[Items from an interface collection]
----

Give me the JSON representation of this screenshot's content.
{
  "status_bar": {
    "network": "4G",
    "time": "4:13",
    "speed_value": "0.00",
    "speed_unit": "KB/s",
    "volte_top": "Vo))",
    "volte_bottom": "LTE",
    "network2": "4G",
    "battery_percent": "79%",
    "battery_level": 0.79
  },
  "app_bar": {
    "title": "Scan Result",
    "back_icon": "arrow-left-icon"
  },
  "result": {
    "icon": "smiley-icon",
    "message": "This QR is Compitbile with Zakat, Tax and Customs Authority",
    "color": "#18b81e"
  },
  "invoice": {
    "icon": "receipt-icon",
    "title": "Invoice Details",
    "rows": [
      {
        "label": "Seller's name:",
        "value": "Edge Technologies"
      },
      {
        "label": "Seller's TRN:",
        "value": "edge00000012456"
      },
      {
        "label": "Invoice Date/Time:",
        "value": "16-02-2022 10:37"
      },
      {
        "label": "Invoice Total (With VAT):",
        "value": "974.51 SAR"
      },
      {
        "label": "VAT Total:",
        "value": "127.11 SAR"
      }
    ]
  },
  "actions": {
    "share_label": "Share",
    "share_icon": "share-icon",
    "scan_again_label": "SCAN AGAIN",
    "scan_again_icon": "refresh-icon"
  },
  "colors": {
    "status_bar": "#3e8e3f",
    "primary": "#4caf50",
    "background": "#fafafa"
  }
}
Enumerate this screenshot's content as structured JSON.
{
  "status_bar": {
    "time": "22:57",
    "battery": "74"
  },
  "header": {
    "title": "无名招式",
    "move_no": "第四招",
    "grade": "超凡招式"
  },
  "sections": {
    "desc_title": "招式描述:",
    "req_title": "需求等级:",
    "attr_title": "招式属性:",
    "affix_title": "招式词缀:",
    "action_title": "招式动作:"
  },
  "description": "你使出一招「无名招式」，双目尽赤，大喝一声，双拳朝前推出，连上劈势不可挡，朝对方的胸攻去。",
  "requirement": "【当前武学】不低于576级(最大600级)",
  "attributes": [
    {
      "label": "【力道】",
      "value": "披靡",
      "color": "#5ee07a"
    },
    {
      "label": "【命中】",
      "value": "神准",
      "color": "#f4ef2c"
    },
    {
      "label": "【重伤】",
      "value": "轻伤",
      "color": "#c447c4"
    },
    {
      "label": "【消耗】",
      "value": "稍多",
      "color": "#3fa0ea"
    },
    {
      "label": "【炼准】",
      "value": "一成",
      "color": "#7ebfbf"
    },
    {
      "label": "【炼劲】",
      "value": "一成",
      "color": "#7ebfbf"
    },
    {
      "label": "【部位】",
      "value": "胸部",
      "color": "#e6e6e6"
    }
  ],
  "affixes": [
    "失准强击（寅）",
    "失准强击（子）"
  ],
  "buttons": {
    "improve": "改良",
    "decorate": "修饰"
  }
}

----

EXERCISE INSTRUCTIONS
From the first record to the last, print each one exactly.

RESULT
Give me the JSON representation of this screenshot's content.
{
  "status_bar": {
    "network": "4G",
    "time": "4:13",
    "speed_value": "0.00",
    "speed_unit": "KB/s",
    "volte_top": "Vo))",
    "volte_bottom": "LTE",
    "network2": "4G",
    "battery_percent": "79%",
    "battery_level": 0.79
  },
  "app_bar": {
    "title": "Scan Result",
    "back_icon": "arrow-left-icon"
  },
  "result": {
    "icon": "smiley-icon",
    "message": "This QR is Compitbile with Zakat, Tax and Customs Authority",
    "color": "#18b81e"
  },
  "invoice": {
    "icon": "receipt-icon",
    "title": "Invoice Details",
    "rows": [
      {
        "label": "Seller's name:",
        "value": "Edge Technologies"
      },
      {
        "label": "Seller's TRN:",
        "value": "edge00000012456"
      },
      {
        "label": "Invoice Date/Time:",
        "value": "16-02-2022 10:37"
      },
      {
        "label": "Invoice Total (With VAT):",
        "value": "974.51 SAR"
      },
      {
        "label": "VAT Total:",
        "value": "127.11 SAR"
      }
    ]
  },
  "actions": {
    "share_label": "Share",
    "share_icon": "share-icon",
    "scan_again_label": "SCAN AGAIN",
    "scan_again_icon": "refresh-icon"
  },
  "colors": {
    "status_bar": "#3e8e3f",
    "primary": "#4caf50",
    "background": "#fafafa"
  }
}
Enumerate this screenshot's content as structured JSON.
{
  "status_bar": {
    "time": "22:57",
    "battery": "74"
  },
  "header": {
    "title": "无名招式",
    "move_no": "第四招",
    "grade": "超凡招式"
  },
  "sections": {
    "desc_title": "招式描述:",
    "req_title": "需求等级:",
    "attr_title": "招式属性:",
    "affix_title": "招式词缀:",
    "action_title": "招式动作:"
  },
  "description": "你使出一招「无名招式」，双目尽赤，大喝一声，双拳朝前推出，连上劈势不可挡，朝对方的胸攻去。",
  "requirement": "【当前武学】不低于576级(最大600级)",
  "attributes": [
    {
      "label": "【力道】",
      "value": "披靡",
      "color": "#5ee07a"
    },
    {
      "label": "【命中】",
      "value": "神准",
      "color": "#f4ef2c"
    },
    {
      "label": "【重伤】",
      "value": "轻伤",
      "color": "#c447c4"
    },
    {
      "label": "【消耗】",
      "value": "稍多",
      "color": "#3fa0ea"
    },
    {
      "label": "【炼准】",
      "value": "一成",
      "color": "#7ebfbf"
    },
    {
      "label": "【炼劲】",
      "value": "一成",
      "color": "#7ebfbf"
    },
    {
      "label": "【部位】",
      "value": "胸部",
      "color": "#e6e6e6"
    }
  ],
  "affixes": [
    "失准强击（寅）",
    "失准强击（子）"
  ],
  "buttons": {
    "improve": "改良",
    "decorate": "修饰"
  }
}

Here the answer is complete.